* REQUIREMENT *
Please find the lines in the entries below that contain the word "text", and copy each one.

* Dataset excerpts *

════════

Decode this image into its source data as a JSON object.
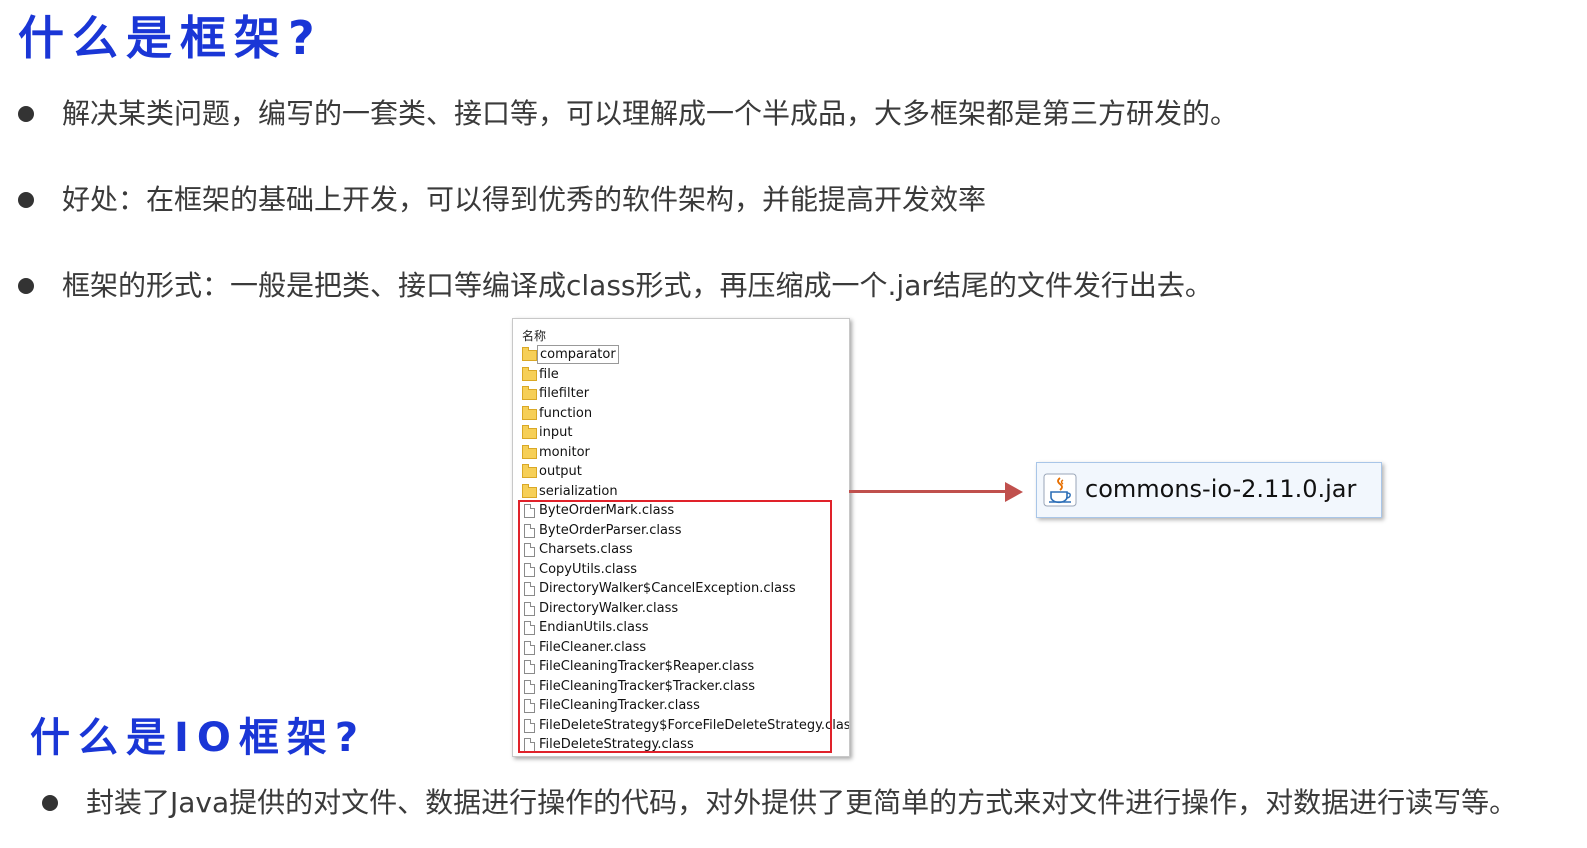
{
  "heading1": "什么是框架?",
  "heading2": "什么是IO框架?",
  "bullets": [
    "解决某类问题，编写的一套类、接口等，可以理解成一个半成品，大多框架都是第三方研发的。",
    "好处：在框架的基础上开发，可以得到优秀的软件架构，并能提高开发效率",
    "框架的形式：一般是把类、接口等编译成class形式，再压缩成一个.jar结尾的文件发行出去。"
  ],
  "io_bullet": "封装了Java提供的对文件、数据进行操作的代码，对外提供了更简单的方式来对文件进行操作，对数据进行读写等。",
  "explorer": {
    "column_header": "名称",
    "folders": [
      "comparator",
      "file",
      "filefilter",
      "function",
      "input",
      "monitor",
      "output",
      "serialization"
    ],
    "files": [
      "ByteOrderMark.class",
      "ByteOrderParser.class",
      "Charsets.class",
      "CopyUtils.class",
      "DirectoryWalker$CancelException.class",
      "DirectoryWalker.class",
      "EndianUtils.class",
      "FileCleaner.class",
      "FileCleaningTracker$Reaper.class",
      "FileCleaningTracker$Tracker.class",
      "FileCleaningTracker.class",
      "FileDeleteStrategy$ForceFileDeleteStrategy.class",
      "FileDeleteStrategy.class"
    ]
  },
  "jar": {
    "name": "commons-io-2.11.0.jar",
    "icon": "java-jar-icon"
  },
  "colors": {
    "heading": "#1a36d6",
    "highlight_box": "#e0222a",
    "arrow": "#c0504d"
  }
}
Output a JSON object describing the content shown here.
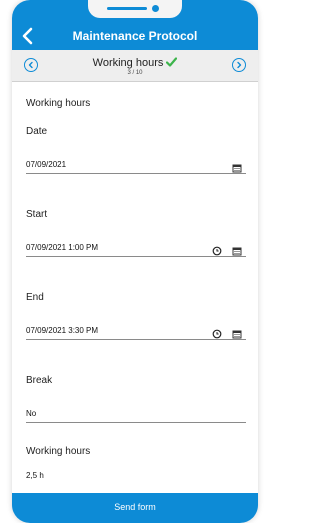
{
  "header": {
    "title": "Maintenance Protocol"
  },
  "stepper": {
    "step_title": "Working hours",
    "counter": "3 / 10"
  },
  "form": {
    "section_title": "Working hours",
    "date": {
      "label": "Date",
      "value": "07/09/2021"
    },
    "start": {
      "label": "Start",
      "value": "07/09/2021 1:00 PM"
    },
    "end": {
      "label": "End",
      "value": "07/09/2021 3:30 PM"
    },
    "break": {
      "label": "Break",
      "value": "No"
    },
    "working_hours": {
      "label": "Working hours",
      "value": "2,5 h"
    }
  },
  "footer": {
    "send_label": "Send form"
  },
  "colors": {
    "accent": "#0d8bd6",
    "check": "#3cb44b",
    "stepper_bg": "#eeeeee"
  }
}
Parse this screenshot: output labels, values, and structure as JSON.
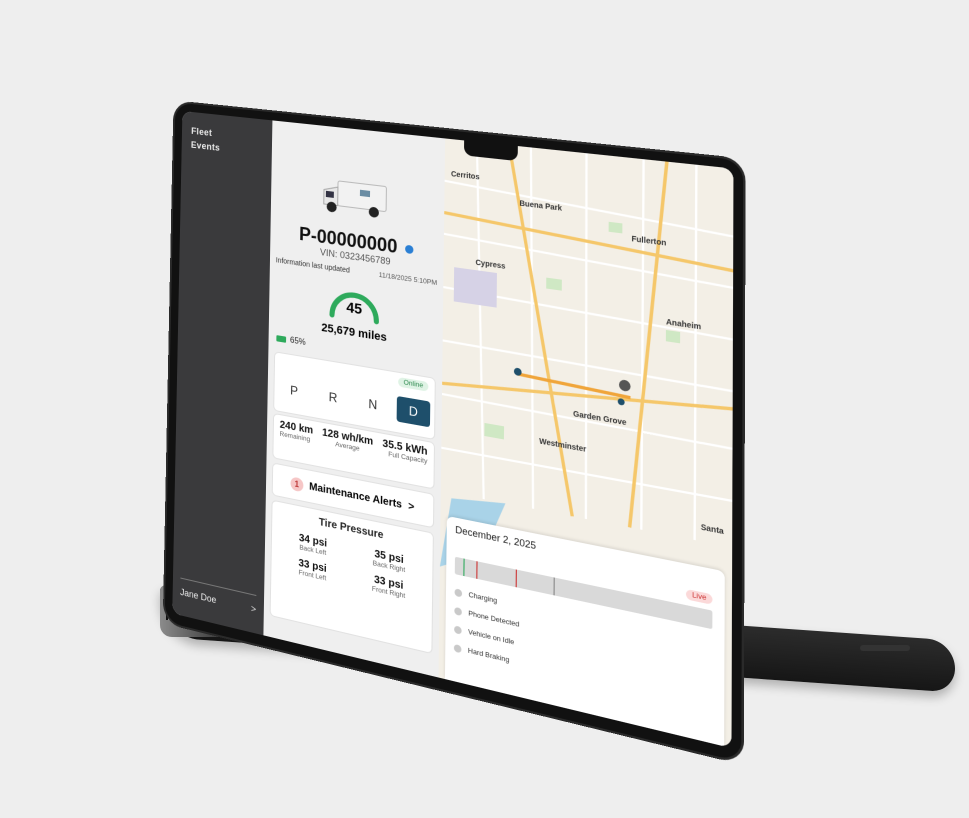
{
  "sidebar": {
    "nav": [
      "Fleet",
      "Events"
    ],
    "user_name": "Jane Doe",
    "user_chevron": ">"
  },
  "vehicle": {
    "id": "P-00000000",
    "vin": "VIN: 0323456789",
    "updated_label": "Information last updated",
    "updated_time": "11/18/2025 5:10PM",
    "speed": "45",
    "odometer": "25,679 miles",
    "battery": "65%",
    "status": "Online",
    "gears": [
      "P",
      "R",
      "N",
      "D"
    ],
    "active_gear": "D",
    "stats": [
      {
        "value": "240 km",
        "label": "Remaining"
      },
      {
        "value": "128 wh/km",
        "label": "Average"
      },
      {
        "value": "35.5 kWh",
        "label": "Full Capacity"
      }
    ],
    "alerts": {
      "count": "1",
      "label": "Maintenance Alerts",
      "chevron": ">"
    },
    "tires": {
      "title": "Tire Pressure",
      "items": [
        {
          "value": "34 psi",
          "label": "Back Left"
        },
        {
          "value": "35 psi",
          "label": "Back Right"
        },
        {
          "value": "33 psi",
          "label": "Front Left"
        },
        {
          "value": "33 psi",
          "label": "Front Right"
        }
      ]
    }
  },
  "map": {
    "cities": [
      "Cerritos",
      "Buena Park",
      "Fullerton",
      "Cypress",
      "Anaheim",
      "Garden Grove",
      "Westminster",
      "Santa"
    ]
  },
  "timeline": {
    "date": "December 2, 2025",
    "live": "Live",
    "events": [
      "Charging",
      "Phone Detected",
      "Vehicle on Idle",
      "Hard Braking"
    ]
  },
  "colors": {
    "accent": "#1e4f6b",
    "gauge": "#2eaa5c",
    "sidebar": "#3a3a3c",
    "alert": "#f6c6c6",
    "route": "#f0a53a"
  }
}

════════

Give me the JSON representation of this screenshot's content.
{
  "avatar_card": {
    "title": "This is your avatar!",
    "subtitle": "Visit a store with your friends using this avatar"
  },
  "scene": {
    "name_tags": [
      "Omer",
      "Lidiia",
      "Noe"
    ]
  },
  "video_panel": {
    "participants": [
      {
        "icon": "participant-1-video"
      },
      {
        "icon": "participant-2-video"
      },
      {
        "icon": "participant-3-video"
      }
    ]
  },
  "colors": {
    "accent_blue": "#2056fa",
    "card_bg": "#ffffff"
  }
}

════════

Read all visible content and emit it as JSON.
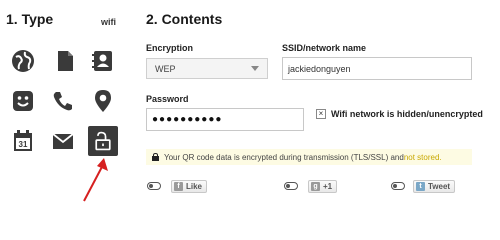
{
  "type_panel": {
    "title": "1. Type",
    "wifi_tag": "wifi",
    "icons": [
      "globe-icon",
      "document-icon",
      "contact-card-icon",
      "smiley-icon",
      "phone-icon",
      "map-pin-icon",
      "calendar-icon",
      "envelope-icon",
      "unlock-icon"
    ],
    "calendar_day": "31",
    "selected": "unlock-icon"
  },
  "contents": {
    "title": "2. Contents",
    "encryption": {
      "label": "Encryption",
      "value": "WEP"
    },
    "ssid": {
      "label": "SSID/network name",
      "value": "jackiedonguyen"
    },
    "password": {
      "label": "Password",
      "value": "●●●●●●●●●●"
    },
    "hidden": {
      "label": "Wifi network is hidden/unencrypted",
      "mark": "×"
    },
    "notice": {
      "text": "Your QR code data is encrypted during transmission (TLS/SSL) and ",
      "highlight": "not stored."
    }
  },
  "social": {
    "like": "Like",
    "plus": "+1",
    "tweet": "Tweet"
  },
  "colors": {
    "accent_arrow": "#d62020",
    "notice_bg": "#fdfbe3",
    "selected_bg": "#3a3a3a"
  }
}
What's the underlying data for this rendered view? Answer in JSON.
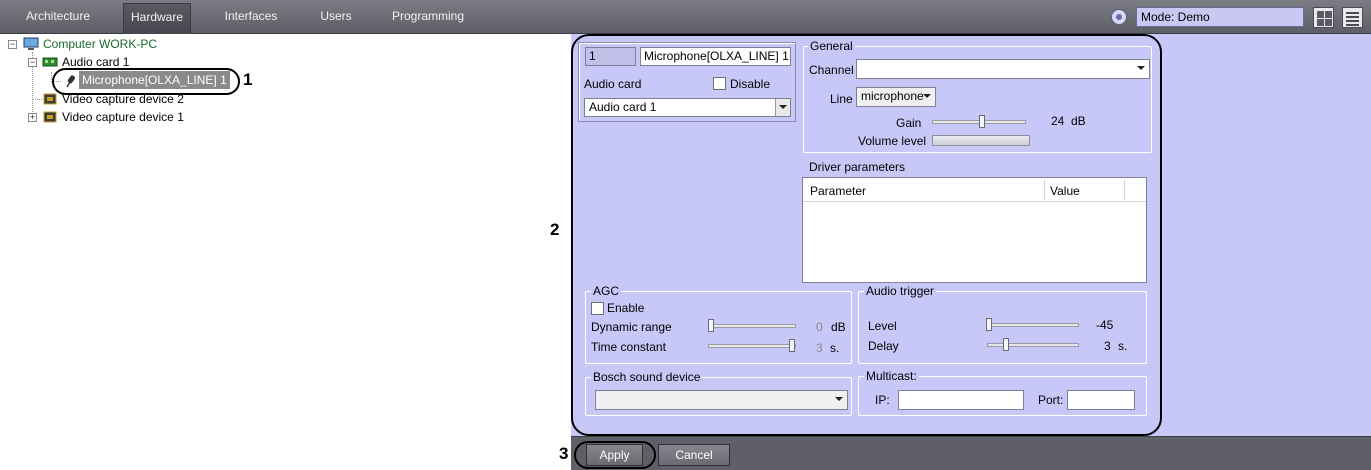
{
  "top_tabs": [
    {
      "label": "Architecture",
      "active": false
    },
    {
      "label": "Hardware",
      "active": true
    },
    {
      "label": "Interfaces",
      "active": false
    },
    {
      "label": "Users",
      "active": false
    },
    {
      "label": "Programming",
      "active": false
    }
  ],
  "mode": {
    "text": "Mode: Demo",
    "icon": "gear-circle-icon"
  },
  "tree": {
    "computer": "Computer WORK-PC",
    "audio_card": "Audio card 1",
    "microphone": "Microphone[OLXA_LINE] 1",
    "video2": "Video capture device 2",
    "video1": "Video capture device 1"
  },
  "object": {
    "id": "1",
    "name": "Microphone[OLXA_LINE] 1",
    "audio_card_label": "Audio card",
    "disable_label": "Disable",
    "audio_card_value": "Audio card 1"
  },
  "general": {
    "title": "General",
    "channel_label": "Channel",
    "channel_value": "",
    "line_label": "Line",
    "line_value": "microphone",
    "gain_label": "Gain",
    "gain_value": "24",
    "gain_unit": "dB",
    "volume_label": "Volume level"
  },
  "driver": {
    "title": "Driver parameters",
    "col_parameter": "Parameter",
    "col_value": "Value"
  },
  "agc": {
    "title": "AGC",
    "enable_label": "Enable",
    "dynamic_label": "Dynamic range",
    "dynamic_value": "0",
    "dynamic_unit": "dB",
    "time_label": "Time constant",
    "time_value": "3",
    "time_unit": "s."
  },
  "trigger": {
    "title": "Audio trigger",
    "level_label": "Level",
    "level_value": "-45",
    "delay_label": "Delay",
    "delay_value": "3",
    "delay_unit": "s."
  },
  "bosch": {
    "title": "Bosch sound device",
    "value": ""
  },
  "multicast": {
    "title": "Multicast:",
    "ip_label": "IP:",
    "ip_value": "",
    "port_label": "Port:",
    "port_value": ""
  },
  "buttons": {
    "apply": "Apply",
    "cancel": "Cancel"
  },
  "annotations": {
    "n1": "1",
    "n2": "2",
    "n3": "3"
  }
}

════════

* EXERCISE RESULT *
      "text": "Your QR code data is encrypted during transmission (TLS/SSL) and ",
    "text": "Mode: Demo",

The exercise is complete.